Best is not to keep emptying unhealthy fluid from an unhealthy gland. Best is to make the gland healthy.
Occasionally, this may mean emptying the gland of unhealthy fluid. But eventually, the goal is an abundance of healthy fluid in a healthy gland. That is the prostate of a 16-year-old. How to achieve that is what I teach in the book.
Quick ways to put into practice some of the latest findings about prostate cancer prevention (see review article) include the following: take vitamin C, vitamin E, zinc, selenium, and possibly lower estrogen levels with anastrozole.
Saw Palmetto also has a good chemical reason for working (blocking testosterone's conversion to dihydrotestosterone). Proscar and Prepecia do the same thing. Proscar, in the only good prospective study to date, cut the rate of prostate cancer--but those who got cancer on Proscar had a greater chance of having a more aggressive form of the cancer.
My take on that statistic is that there was a greater percentage of agressive cancer because the cancer that could be prevented by proscar was the less aggressive type (seems logical) and not that the proscar caused some of the cancers to become more aggressive. I cannot prove this theory, but until have a better reason, I'm taking 1/2 of a proscar every other day or so (thinking i'd rather go for less chance of cancer in general and take my chances that i will not get the more aggressive type).
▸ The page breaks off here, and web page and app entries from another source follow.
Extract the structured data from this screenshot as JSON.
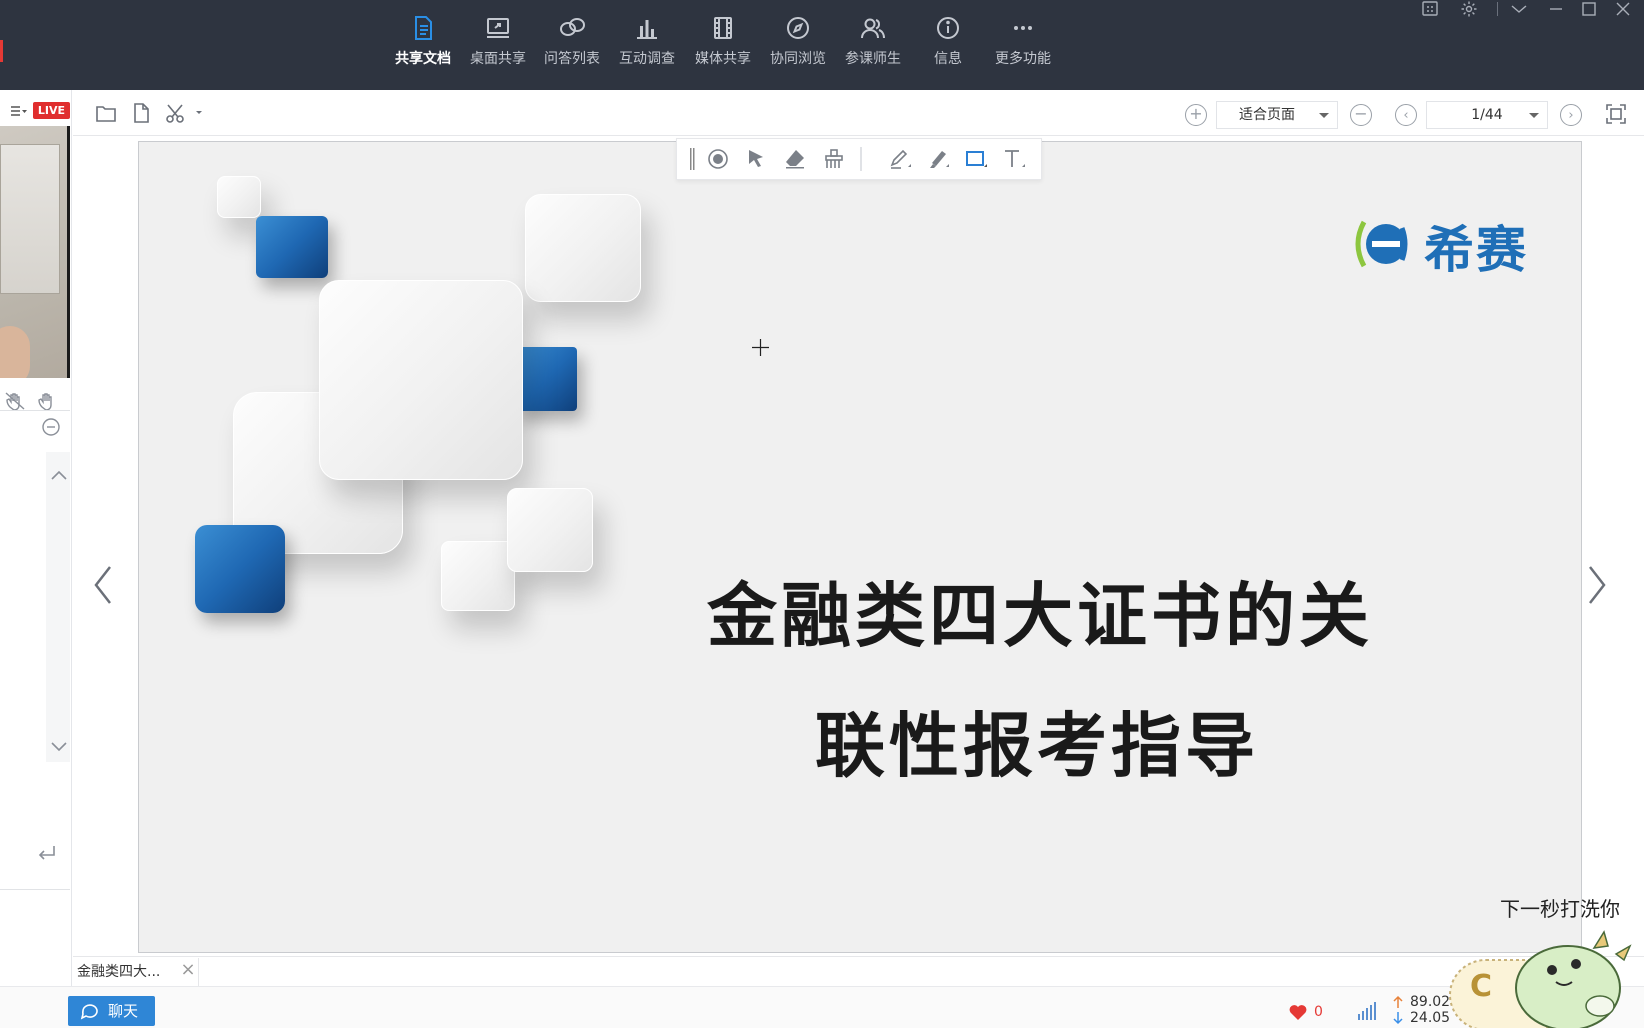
{
  "toolbar": {
    "items": [
      {
        "label": "共享文档",
        "icon": "document-icon",
        "active": true
      },
      {
        "label": "桌面共享",
        "icon": "desktop-share-icon",
        "active": false
      },
      {
        "label": "问答列表",
        "icon": "qa-list-icon",
        "active": false
      },
      {
        "label": "互动调查",
        "icon": "survey-chart-icon",
        "active": false
      },
      {
        "label": "媒体共享",
        "icon": "media-film-icon",
        "active": false
      },
      {
        "label": "协同浏览",
        "icon": "compass-icon",
        "active": false
      },
      {
        "label": "参课师生",
        "icon": "participants-icon",
        "active": false
      },
      {
        "label": "信息",
        "icon": "info-icon",
        "active": false
      },
      {
        "label": "更多功能",
        "icon": "more-dots-icon",
        "active": false
      }
    ]
  },
  "left_panel": {
    "live_badge": "LIVE"
  },
  "doc_toolbar": {
    "zoom_value": "适合页面",
    "page_value": "1/44"
  },
  "slide": {
    "brand": "希赛",
    "title_line1": "金融类四大证书的关",
    "title_line2": "联性报考指导",
    "colors": {
      "accent_blue": "#1f68b3",
      "background": "#f0f0f0"
    }
  },
  "tabs": {
    "doc_tab_label": "金融类四大..."
  },
  "status": {
    "chat_label": "聊天",
    "likes": "0",
    "upload": "89.02",
    "download": "24.05"
  },
  "mascot": {
    "caption": "下一秒打洗你"
  }
}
Just a few thoughts on how to take care of your temple. Thank you for putting some worth on my opinions and observations.
Peace & Health,
Charles Runels, MD